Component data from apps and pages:
■ ■ ■ ■

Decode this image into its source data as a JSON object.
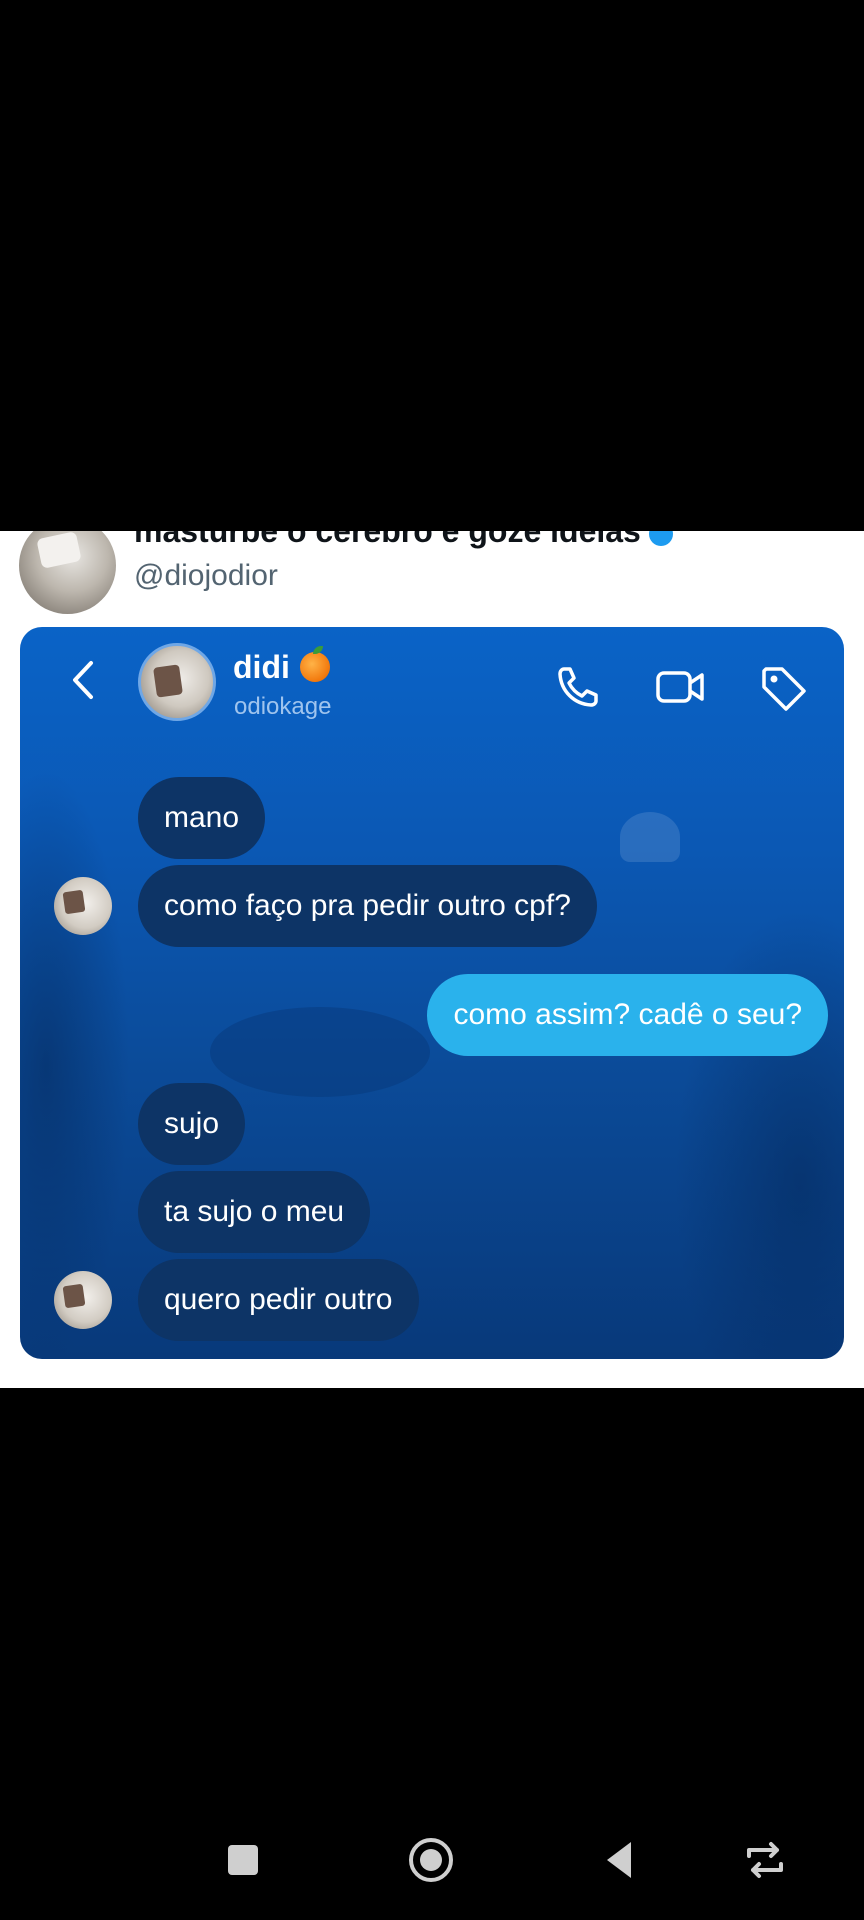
{
  "tweet": {
    "display_name": "masturbe o cérebro e goze ideias",
    "handle": "@diojodior"
  },
  "chat": {
    "contact_name": "didi",
    "contact_username": "odiokage",
    "header_icons": [
      "back-icon",
      "phone-icon",
      "video-icon",
      "tag-icon"
    ],
    "messages": [
      {
        "side": "in",
        "text": "mano"
      },
      {
        "side": "in",
        "text": "como faço pra pedir outro cpf?"
      },
      {
        "side": "out",
        "text": "como assim? cadê o seu?"
      },
      {
        "side": "in",
        "text": "sujo"
      },
      {
        "side": "in",
        "text": "ta sujo o meu"
      },
      {
        "side": "in",
        "text": "quero pedir outro"
      }
    ],
    "colors": {
      "background": "#0b58b4",
      "incoming_bubble": "#0d3466",
      "outgoing_bubble": "#2ab2ec"
    }
  },
  "navbar": {
    "buttons": [
      "recents-square-icon",
      "home-circle-icon",
      "back-triangle-icon",
      "rotate-icon"
    ]
  }
}
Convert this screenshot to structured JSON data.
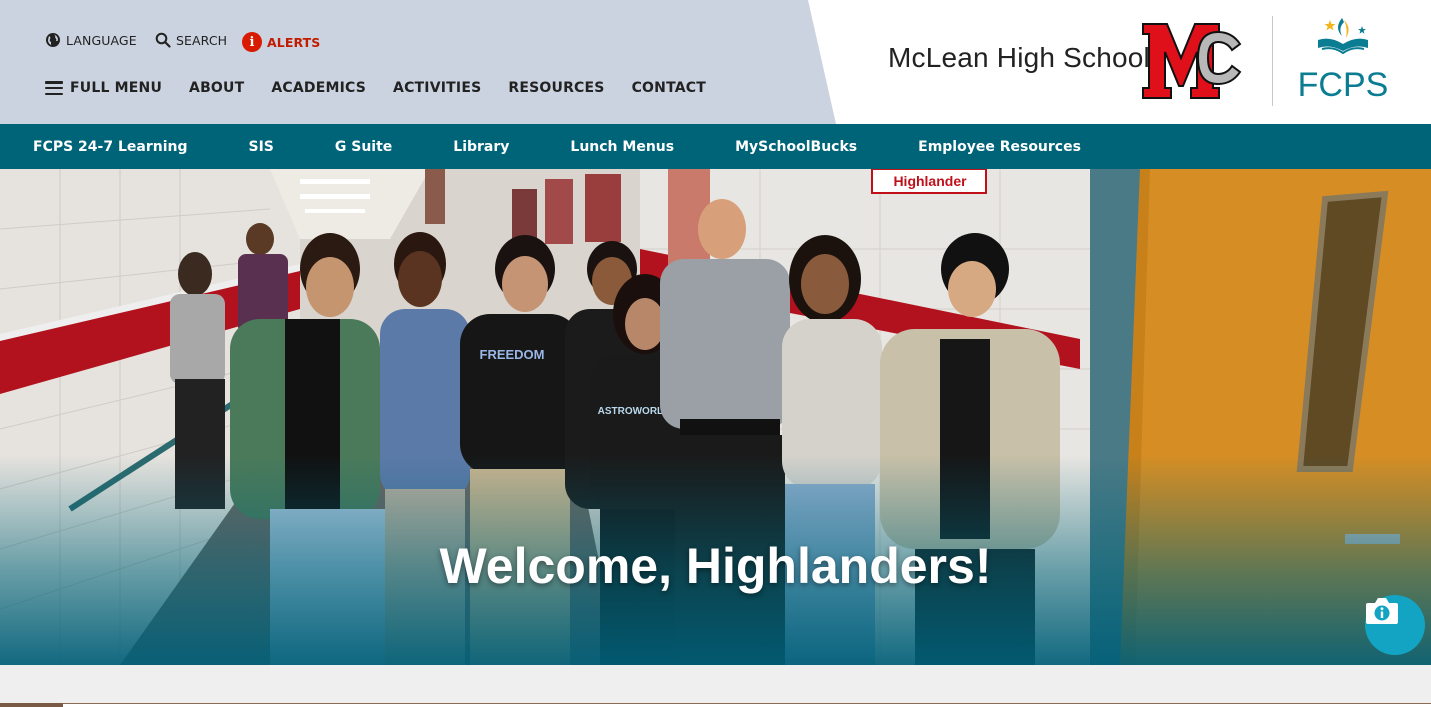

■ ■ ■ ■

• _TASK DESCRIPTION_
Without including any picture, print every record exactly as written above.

• _RESULT_
Decode this image into its source data as a JSON object.
{
  "tweet": {
    "display_name": "masturbe o cérebro e goze ideias",
    "handle": "@diojodior"
  },
  "chat": {
    "contact_name": "didi",
    "contact_username": "odiokage",
    "header_icons": [
      "back-icon",
      "phone-icon",
      "video-icon",
      "tag-icon"
    ],
    "messages": [
      {
        "side": "in",
        "text": "mano"
      },
      {
        "side": "in",
        "text": "como faço pra pedir outro cpf?"
      },
      {
        "side": "out",
        "text": "como assim? cadê o seu?"
      },
      {
        "side": "in",
        "text": "sujo"
      },
      {
        "side": "in",
        "text": "ta sujo o meu"
      },
      {
        "side": "in",
        "text": "quero pedir outro"
      }
    ],
    "colors": {
      "background": "#0b58b4",
      "incoming_bubble": "#0d3466",
      "outgoing_bubble": "#2ab2ec"
    }
  },
  "navbar": {
    "buttons": [
      "recents-square-icon",
      "home-circle-icon",
      "back-triangle-icon",
      "rotate-icon"
    ]
  }
}
Convert this screenshot to structured JSON data.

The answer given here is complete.